### Task brief
How many lines in the data hold the string "placeholder"? State the number alone.

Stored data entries
____

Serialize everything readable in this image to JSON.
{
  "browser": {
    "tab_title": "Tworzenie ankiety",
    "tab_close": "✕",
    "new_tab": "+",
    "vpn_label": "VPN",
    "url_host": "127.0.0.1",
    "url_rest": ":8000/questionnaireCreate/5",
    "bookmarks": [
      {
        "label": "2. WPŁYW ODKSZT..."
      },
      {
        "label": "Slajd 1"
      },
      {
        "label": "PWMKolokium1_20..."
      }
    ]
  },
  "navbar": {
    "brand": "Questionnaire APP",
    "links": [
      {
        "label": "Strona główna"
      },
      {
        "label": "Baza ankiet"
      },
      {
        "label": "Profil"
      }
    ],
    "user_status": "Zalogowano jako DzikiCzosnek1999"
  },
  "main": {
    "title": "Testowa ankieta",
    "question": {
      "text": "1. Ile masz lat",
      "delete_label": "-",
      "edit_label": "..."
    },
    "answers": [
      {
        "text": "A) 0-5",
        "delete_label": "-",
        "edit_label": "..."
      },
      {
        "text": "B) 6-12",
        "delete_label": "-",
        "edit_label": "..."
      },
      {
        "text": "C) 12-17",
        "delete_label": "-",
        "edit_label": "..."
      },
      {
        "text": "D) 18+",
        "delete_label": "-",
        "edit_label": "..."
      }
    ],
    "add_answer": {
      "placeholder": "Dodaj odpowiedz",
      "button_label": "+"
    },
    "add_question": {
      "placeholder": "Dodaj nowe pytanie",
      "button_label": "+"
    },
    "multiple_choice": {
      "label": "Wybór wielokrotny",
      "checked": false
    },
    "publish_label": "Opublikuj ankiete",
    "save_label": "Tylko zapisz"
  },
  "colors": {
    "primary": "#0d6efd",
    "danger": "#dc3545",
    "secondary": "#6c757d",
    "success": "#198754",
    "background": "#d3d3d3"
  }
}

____

### Exercise result
2